● **WHAT IS NEEDED**
Everything in the listing below must be set down again exactly, apart from the pictures.

● **SUPPLIED ENTRIES**
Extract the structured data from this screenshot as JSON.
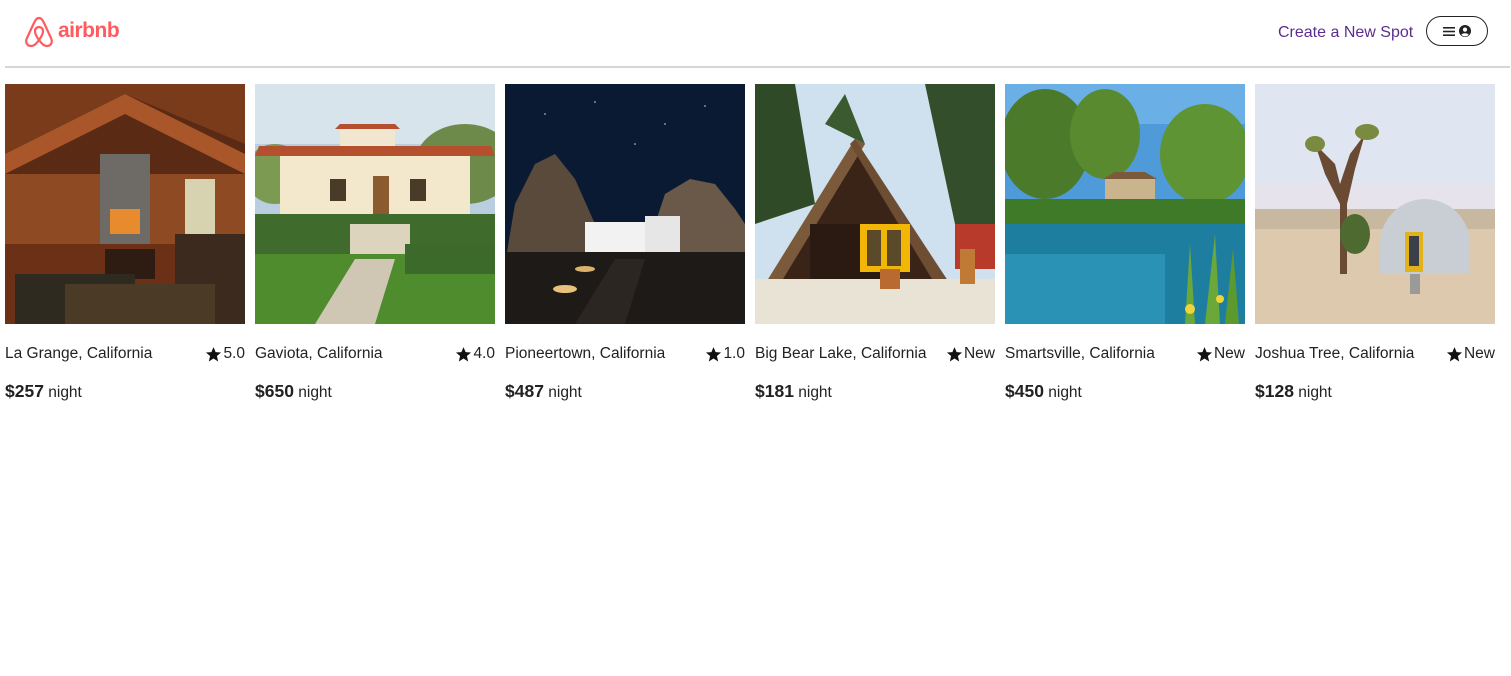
{
  "header": {
    "logo_text": "airbnb",
    "create_spot_label": "Create a New Spot",
    "menu_icon": "hamburger-icon",
    "profile_icon": "user-circle-icon",
    "brand_color": "#ff5a5f",
    "link_color": "#5b2d8e"
  },
  "spots": [
    {
      "location": "La Grange, California",
      "rating": "5.0",
      "price": "$257",
      "unit": "night",
      "image": "cabin-interior"
    },
    {
      "location": "Gaviota, California",
      "rating": "4.0",
      "price": "$650",
      "unit": "night",
      "image": "spanish-villa"
    },
    {
      "location": "Pioneertown, California",
      "rating": "1.0",
      "price": "$487",
      "unit": "night",
      "image": "desert-night-house"
    },
    {
      "location": "Big Bear Lake, California",
      "rating": "New",
      "price": "$181",
      "unit": "night",
      "image": "a-frame-cabin"
    },
    {
      "location": "Smartsville, California",
      "rating": "New",
      "price": "$450",
      "unit": "night",
      "image": "lake-house"
    },
    {
      "location": "Joshua Tree, California",
      "rating": "New",
      "price": "$128",
      "unit": "night",
      "image": "desert-dome"
    }
  ]
}
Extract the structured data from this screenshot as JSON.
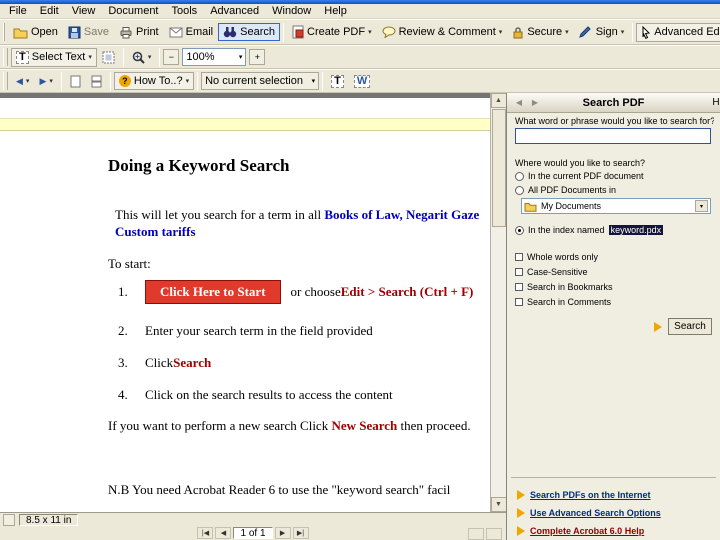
{
  "menubar": {
    "items": [
      "File",
      "Edit",
      "View",
      "Document",
      "Tools",
      "Advanced",
      "Window",
      "Help"
    ]
  },
  "toolbar_main": {
    "open": "Open",
    "save": "Save",
    "print": "Print",
    "email": "Email",
    "search": "Search",
    "create_pdf": "Create PDF",
    "review_comment": "Review & Comment",
    "secure": "Secure",
    "sign": "Sign",
    "advanced_editing": "Advanced Editing"
  },
  "toolbar_zoom": {
    "select_text": "Select Text",
    "zoom_level": "100%"
  },
  "toolbar_howto": {
    "how_to": "How To..?",
    "selection_status": "No current selection"
  },
  "document": {
    "title": "Doing a Keyword Search",
    "intro_text": "This will let you search for a term in all ",
    "intro_link_line1": "Books of Law, Negarit Gaze",
    "intro_link_line2": "Custom tariffs",
    "to_start": "To start:",
    "step1_number": "1.",
    "step1_button": "Click Here to Start",
    "step1_connector": "or  choose ",
    "step1_shortcut": "Edit > Search (Ctrl + F)",
    "step2_number": "2.",
    "step2_text": "Enter your search term in the field provided",
    "step3_number": "3.",
    "step3_text": "Click ",
    "step3_keyword": "Search",
    "step4_number": "4.",
    "step4_text": "Click on the search results to access the content",
    "new_search_pre": "If you want to perform a new search Click ",
    "new_search_keyword": "New Search",
    "new_search_post": " then proceed.",
    "note": "N.B You need Acrobat Reader 6 to use the \"keyword search\" facil"
  },
  "search_panel": {
    "title": "Search PDF",
    "hide_button": "Hide",
    "question1": "What word or phrase would you like to search for?",
    "search_term": "",
    "question2": "Where would you like to search?",
    "option_current": "In the current PDF document",
    "option_all": "All PDF Documents in",
    "location_value": "My Documents",
    "option_index_prefix": "In the index named",
    "option_index_name": "keyword.pdx",
    "check_whole_words": "Whole words only",
    "check_case": "Case-Sensitive",
    "check_bookmarks": "Search in Bookmarks",
    "check_comments": "Search in Comments",
    "search_button": "Search",
    "links": [
      "Search PDFs on the Internet",
      "Use Advanced Search Options",
      "Complete Acrobat 6.0 Help"
    ]
  },
  "statusbar": {
    "page_size": "8.5 x 11 in",
    "page_indicator": "1 of 1"
  },
  "icons": {
    "dropdown_caret": "▾",
    "scroll_up": "▲",
    "scroll_down": "▼",
    "back_arrow": "◀",
    "forward_arrow": "▶",
    "nav_first": "|◀",
    "nav_prev": "◀",
    "nav_next": "▶",
    "nav_last": "▶|",
    "zoom_out": "−",
    "zoom_in": "+",
    "question_mark": "?",
    "select_text_letter": "T",
    "touchup_letter": "T",
    "word_letter": "W"
  }
}
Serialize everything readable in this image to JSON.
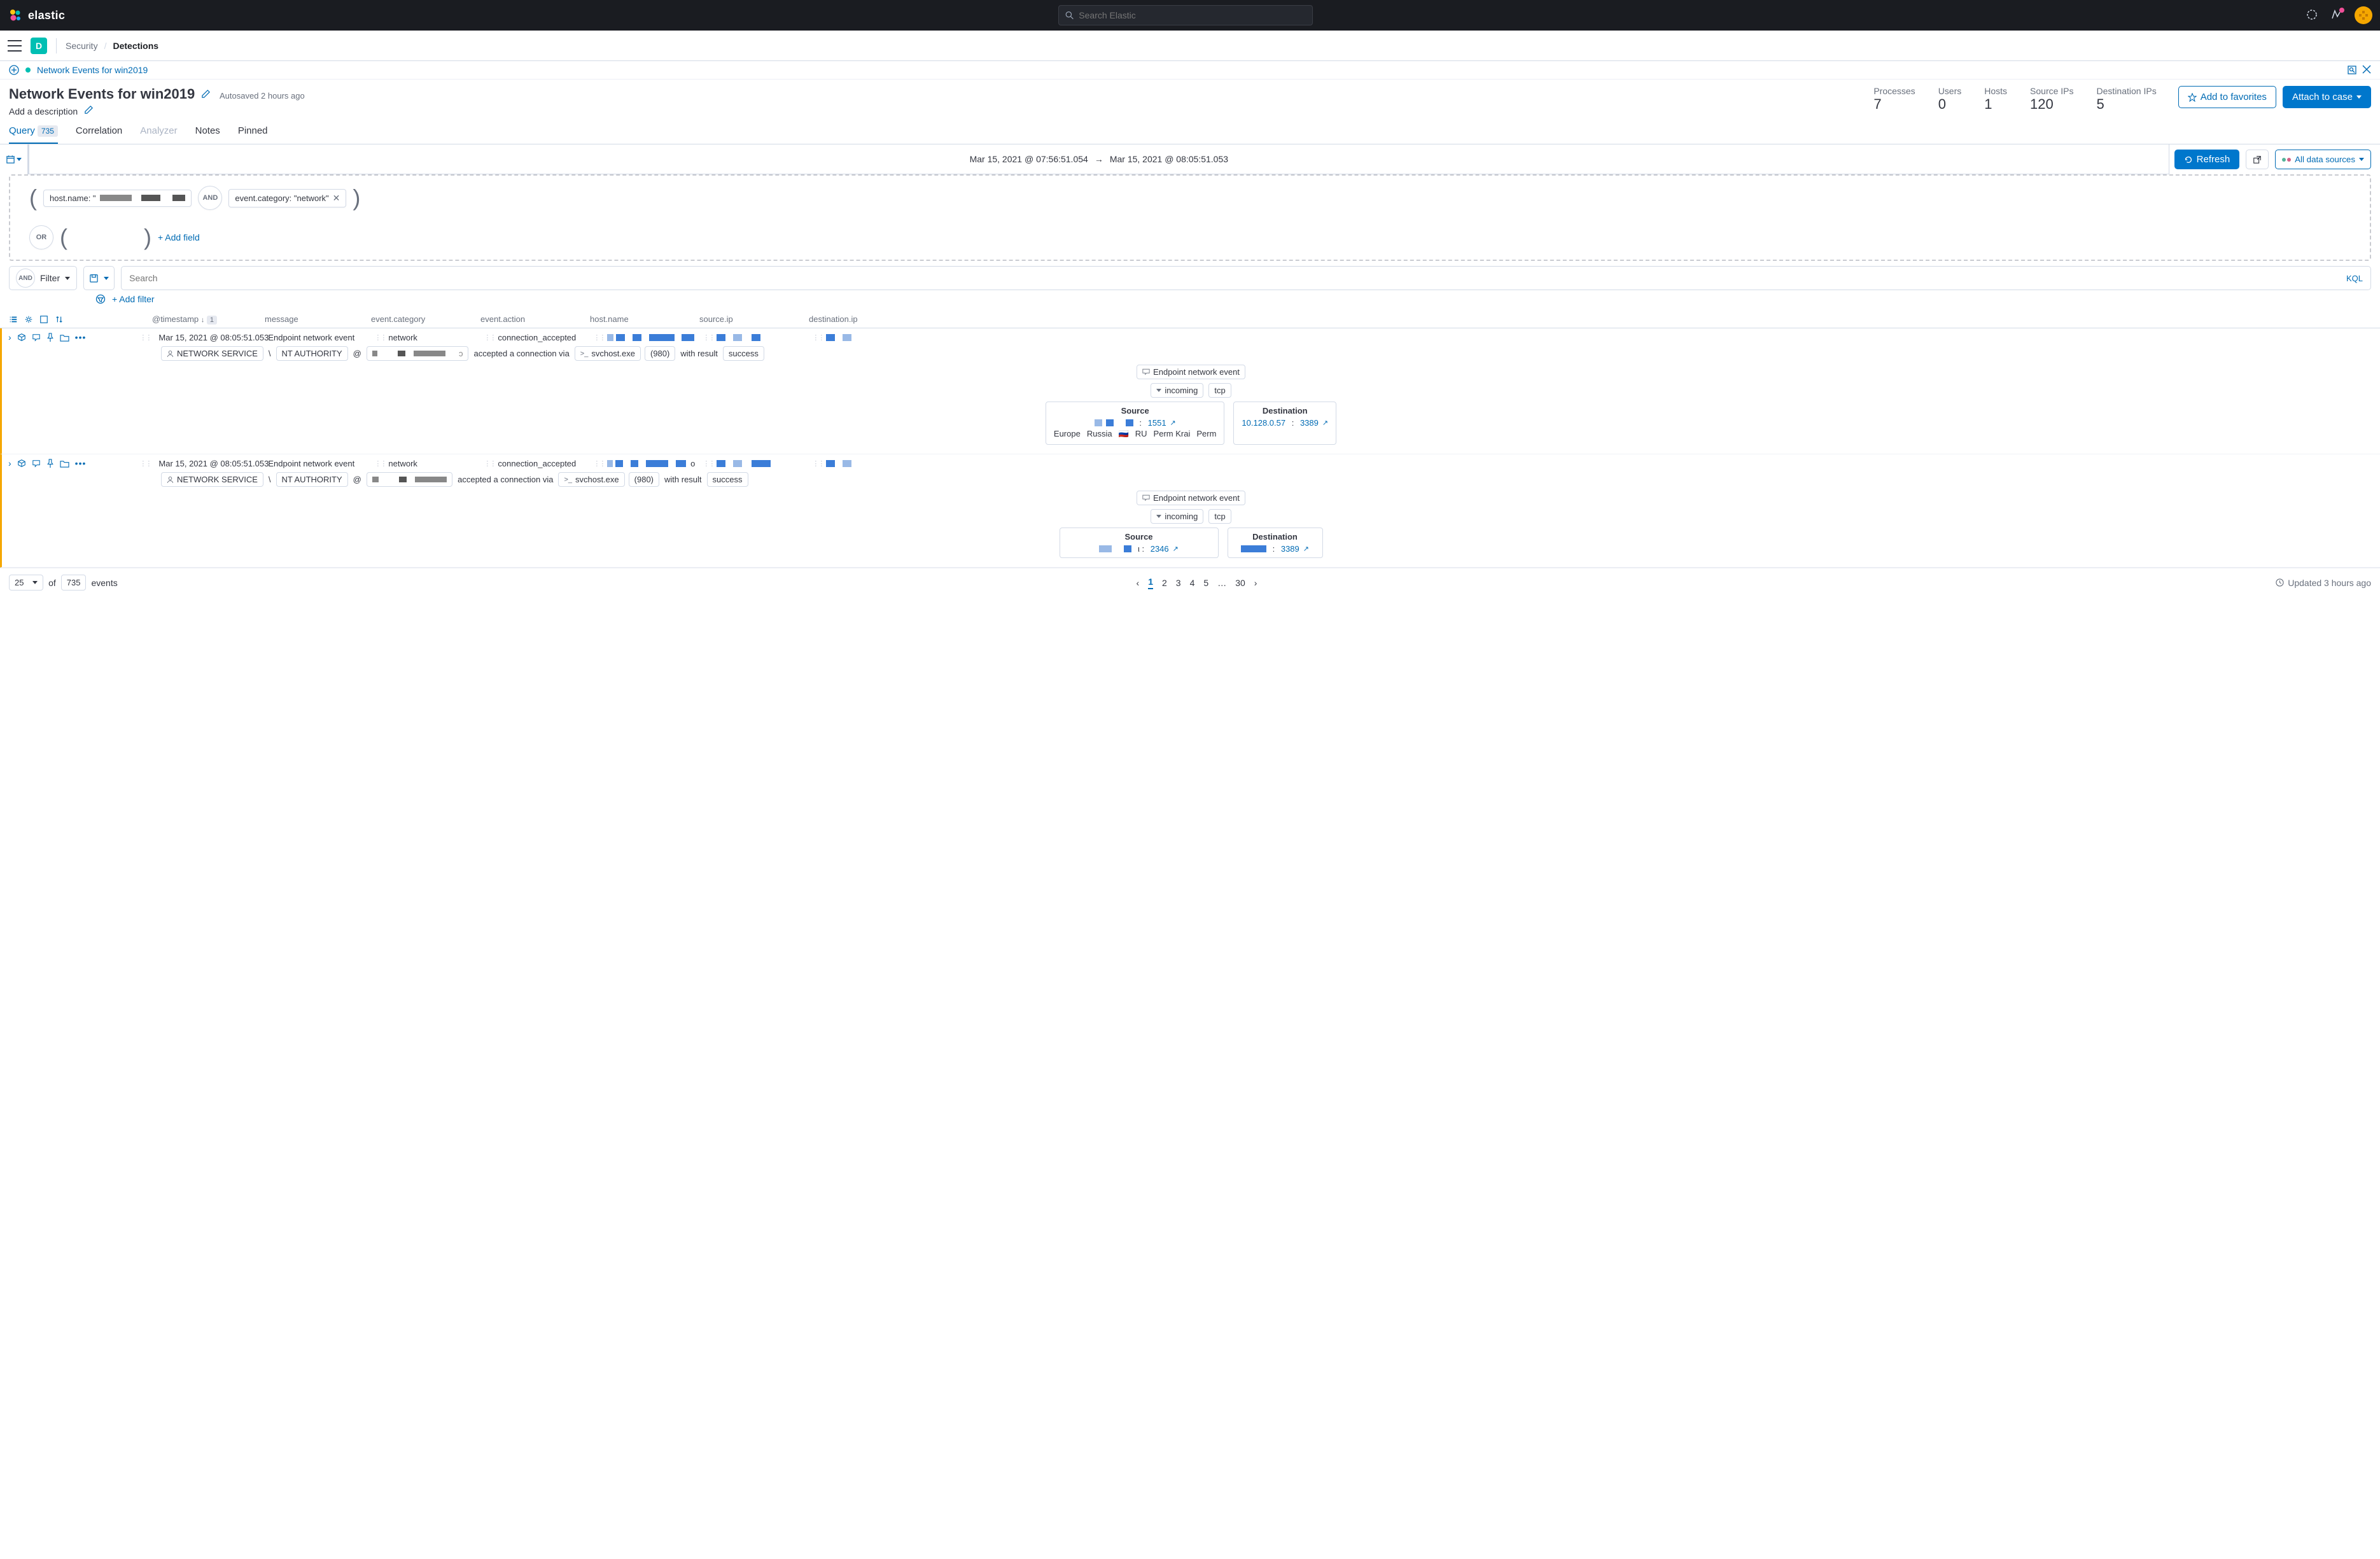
{
  "brand": "elastic",
  "search_placeholder": "Search Elastic",
  "app_initial": "D",
  "breadcrumb": {
    "parent": "Security",
    "current": "Detections"
  },
  "timeline_link": "Network Events for win2019",
  "title": "Network Events for win2019",
  "autosave": "Autosaved 2 hours ago",
  "description_prompt": "Add a description",
  "stats": [
    {
      "label": "Processes",
      "value": "7"
    },
    {
      "label": "Users",
      "value": "0"
    },
    {
      "label": "Hosts",
      "value": "1"
    },
    {
      "label": "Source IPs",
      "value": "120"
    },
    {
      "label": "Destination IPs",
      "value": "5"
    }
  ],
  "buttons": {
    "favorite": "Add to favorites",
    "attach": "Attach to case"
  },
  "tabs": {
    "query": "Query",
    "query_count": "735",
    "correlation": "Correlation",
    "analyzer": "Analyzer",
    "notes": "Notes",
    "pinned": "Pinned"
  },
  "date_range": {
    "from": "Mar 15, 2021 @ 07:56:51.054",
    "to": "Mar 15, 2021 @ 08:05:51.053"
  },
  "refresh": "Refresh",
  "data_sources": "All data sources",
  "query_pills": {
    "host": "host.name: \"",
    "event_cat": "event.category: \"network\"",
    "and": "AND",
    "or": "OR",
    "add_field": "+ Add field"
  },
  "filter": {
    "and": "AND",
    "label": "Filter",
    "search_placeholder": "Search",
    "kql": "KQL",
    "add_filter": "+ Add filter"
  },
  "columns": [
    "@timestamp",
    "message",
    "event.category",
    "event.action",
    "host.name",
    "source.ip",
    "destination.ip"
  ],
  "sort_badge": "1",
  "rows": [
    {
      "timestamp": "Mar 15, 2021 @ 08:05:51.053",
      "message": "Endpoint network event",
      "category": "network",
      "action": "connection_accepted",
      "detail": {
        "user": "NETWORK SERVICE",
        "domain": "NT AUTHORITY",
        "at": "@",
        "text": "accepted a connection via",
        "proc": "svchost.exe",
        "pid": "(980)",
        "with": "with result",
        "result": "success",
        "event_msg": "Endpoint network event",
        "direction": "incoming",
        "proto": "tcp",
        "source_hd": "Source",
        "dest_hd": "Destination",
        "src_port": "1551",
        "dest_ip": "10.128.0.57",
        "dest_port": "3389",
        "geo": [
          "Europe",
          "Russia",
          "RU",
          "Perm Krai",
          "Perm"
        ]
      }
    },
    {
      "timestamp": "Mar 15, 2021 @ 08:05:51.053",
      "message": "Endpoint network event",
      "category": "network",
      "action": "connection_accepted",
      "detail": {
        "user": "NETWORK SERVICE",
        "domain": "NT AUTHORITY",
        "at": "@",
        "text": "accepted a connection via",
        "proc": "svchost.exe",
        "pid": "(980)",
        "with": "with result",
        "result": "success",
        "event_msg": "Endpoint network event",
        "direction": "incoming",
        "proto": "tcp",
        "source_hd": "Source",
        "dest_hd": "Destination",
        "src_port": "2346",
        "dest_port": "3389"
      }
    }
  ],
  "pagination": {
    "page_size": "25",
    "of": "of",
    "total": "735",
    "events": "events",
    "pages": [
      "1",
      "2",
      "3",
      "4",
      "5",
      "…",
      "30"
    ]
  },
  "updated": "Updated 3 hours ago"
}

● **RESPONSE AREA**
Extract the structured data from this screenshot as JSON.
{
  "header": {
    "logo_text": "airbnb",
    "create_spot_label": "Create a New Spot",
    "menu_icon": "hamburger-icon",
    "profile_icon": "user-circle-icon",
    "brand_color": "#ff5a5f",
    "link_color": "#5b2d8e"
  },
  "spots": [
    {
      "location": "La Grange, California",
      "rating": "5.0",
      "price": "$257",
      "unit": "night",
      "image": "cabin-interior"
    },
    {
      "location": "Gaviota, California",
      "rating": "4.0",
      "price": "$650",
      "unit": "night",
      "image": "spanish-villa"
    },
    {
      "location": "Pioneertown, California",
      "rating": "1.0",
      "price": "$487",
      "unit": "night",
      "image": "desert-night-house"
    },
    {
      "location": "Big Bear Lake, California",
      "rating": "New",
      "price": "$181",
      "unit": "night",
      "image": "a-frame-cabin"
    },
    {
      "location": "Smartsville, California",
      "rating": "New",
      "price": "$450",
      "unit": "night",
      "image": "lake-house"
    },
    {
      "location": "Joshua Tree, California",
      "rating": "New",
      "price": "$128",
      "unit": "night",
      "image": "desert-dome"
    }
  ]
}
Extract the structured data from this screenshot as JSON.
{
  "menubar": {
    "items": [
      "File",
      "Edit",
      "View",
      "Document",
      "Tools",
      "Advanced",
      "Window",
      "Help"
    ]
  },
  "toolbar_main": {
    "open": "Open",
    "save": "Save",
    "print": "Print",
    "email": "Email",
    "search": "Search",
    "create_pdf": "Create PDF",
    "review_comment": "Review & Comment",
    "secure": "Secure",
    "sign": "Sign",
    "advanced_editing": "Advanced Editing"
  },
  "toolbar_zoom": {
    "select_text": "Select Text",
    "zoom_level": "100%"
  },
  "toolbar_howto": {
    "how_to": "How To..?",
    "selection_status": "No current selection"
  },
  "document": {
    "title": "Doing a Keyword Search",
    "intro_text": "This will let you search for a term in all ",
    "intro_link_line1": "Books of Law, Negarit Gaze",
    "intro_link_line2": "Custom tariffs",
    "to_start": "To start:",
    "step1_number": "1.",
    "step1_button": "Click Here to Start",
    "step1_connector": "or  choose ",
    "step1_shortcut": "Edit > Search (Ctrl + F)",
    "step2_number": "2.",
    "step2_text": "Enter your search term in the field provided",
    "step3_number": "3.",
    "step3_text": "Click ",
    "step3_keyword": "Search",
    "step4_number": "4.",
    "step4_text": "Click on the search results to access the content",
    "new_search_pre": "If you want to perform a new search Click ",
    "new_search_keyword": "New Search",
    "new_search_post": " then proceed.",
    "note": "N.B You need Acrobat Reader 6 to use the \"keyword search\" facil"
  },
  "search_panel": {
    "title": "Search PDF",
    "hide_button": "Hide",
    "question1": "What word or phrase would you like to search for?",
    "search_term": "",
    "question2": "Where would you like to search?",
    "option_current": "In the current PDF document",
    "option_all": "All PDF Documents in",
    "location_value": "My Documents",
    "option_index_prefix": "In the index named",
    "option_index_name": "keyword.pdx",
    "check_whole_words": "Whole words only",
    "check_case": "Case-Sensitive",
    "check_bookmarks": "Search in Bookmarks",
    "check_comments": "Search in Comments",
    "search_button": "Search",
    "links": [
      "Search PDFs on the Internet",
      "Use Advanced Search Options",
      "Complete Acrobat 6.0 Help"
    ]
  },
  "statusbar": {
    "page_size": "8.5 x 11 in",
    "page_indicator": "1 of 1"
  },
  "icons": {
    "dropdown_caret": "▾",
    "scroll_up": "▲",
    "scroll_down": "▼",
    "back_arrow": "◀",
    "forward_arrow": "▶",
    "nav_first": "|◀",
    "nav_prev": "◀",
    "nav_next": "▶",
    "nav_last": "▶|",
    "zoom_out": "−",
    "zoom_in": "+",
    "question_mark": "?",
    "select_text_letter": "T",
    "touchup_letter": "T",
    "word_letter": "W"
  }
}
Serialize everything readable in this image to JSON.
{
  "brand": "elastic",
  "search_placeholder": "Search Elastic",
  "app_initial": "D",
  "breadcrumb": {
    "parent": "Security",
    "current": "Detections"
  },
  "timeline_link": "Network Events for win2019",
  "title": "Network Events for win2019",
  "autosave": "Autosaved 2 hours ago",
  "description_prompt": "Add a description",
  "stats": [
    {
      "label": "Processes",
      "value": "7"
    },
    {
      "label": "Users",
      "value": "0"
    },
    {
      "label": "Hosts",
      "value": "1"
    },
    {
      "label": "Source IPs",
      "value": "120"
    },
    {
      "label": "Destination IPs",
      "value": "5"
    }
  ],
  "buttons": {
    "favorite": "Add to favorites",
    "attach": "Attach to case"
  },
  "tabs": {
    "query": "Query",
    "query_count": "735",
    "correlation": "Correlation",
    "analyzer": "Analyzer",
    "notes": "Notes",
    "pinned": "Pinned"
  },
  "date_range": {
    "from": "Mar 15, 2021 @ 07:56:51.054",
    "to": "Mar 15, 2021 @ 08:05:51.053"
  },
  "refresh": "Refresh",
  "data_sources": "All data sources",
  "query_pills": {
    "host": "host.name: \"",
    "event_cat": "event.category: \"network\"",
    "and": "AND",
    "or": "OR",
    "add_field": "+ Add field"
  },
  "filter": {
    "and": "AND",
    "label": "Filter",
    "search_placeholder": "Search",
    "kql": "KQL",
    "add_filter": "+ Add filter"
  },
  "columns": [
    "@timestamp",
    "message",
    "event.category",
    "event.action",
    "host.name",
    "source.ip",
    "destination.ip"
  ],
  "sort_badge": "1",
  "rows": [
    {
      "timestamp": "Mar 15, 2021 @ 08:05:51.053",
      "message": "Endpoint network event",
      "category": "network",
      "action": "connection_accepted",
      "detail": {
        "user": "NETWORK SERVICE",
        "domain": "NT AUTHORITY",
        "at": "@",
        "text": "accepted a connection via",
        "proc": "svchost.exe",
        "pid": "(980)",
        "with": "with result",
        "result": "success",
        "event_msg": "Endpoint network event",
        "direction": "incoming",
        "proto": "tcp",
        "source_hd": "Source",
        "dest_hd": "Destination",
        "src_port": "1551",
        "dest_ip": "10.128.0.57",
        "dest_port": "3389",
        "geo": [
          "Europe",
          "Russia",
          "RU",
          "Perm Krai",
          "Perm"
        ]
      }
    },
    {
      "timestamp": "Mar 15, 2021 @ 08:05:51.053",
      "message": "Endpoint network event",
      "category": "network",
      "action": "connection_accepted",
      "detail": {
        "user": "NETWORK SERVICE",
        "domain": "NT AUTHORITY",
        "at": "@",
        "text": "accepted a connection via",
        "proc": "svchost.exe",
        "pid": "(980)",
        "with": "with result",
        "result": "success",
        "event_msg": "Endpoint network event",
        "direction": "incoming",
        "proto": "tcp",
        "source_hd": "Source",
        "dest_hd": "Destination",
        "src_port": "2346",
        "dest_port": "3389"
      }
    }
  ],
  "pagination": {
    "page_size": "25",
    "of": "of",
    "total": "735",
    "events": "events",
    "pages": [
      "1",
      "2",
      "3",
      "4",
      "5",
      "…",
      "30"
    ]
  },
  "updated": "Updated 3 hours ago"
}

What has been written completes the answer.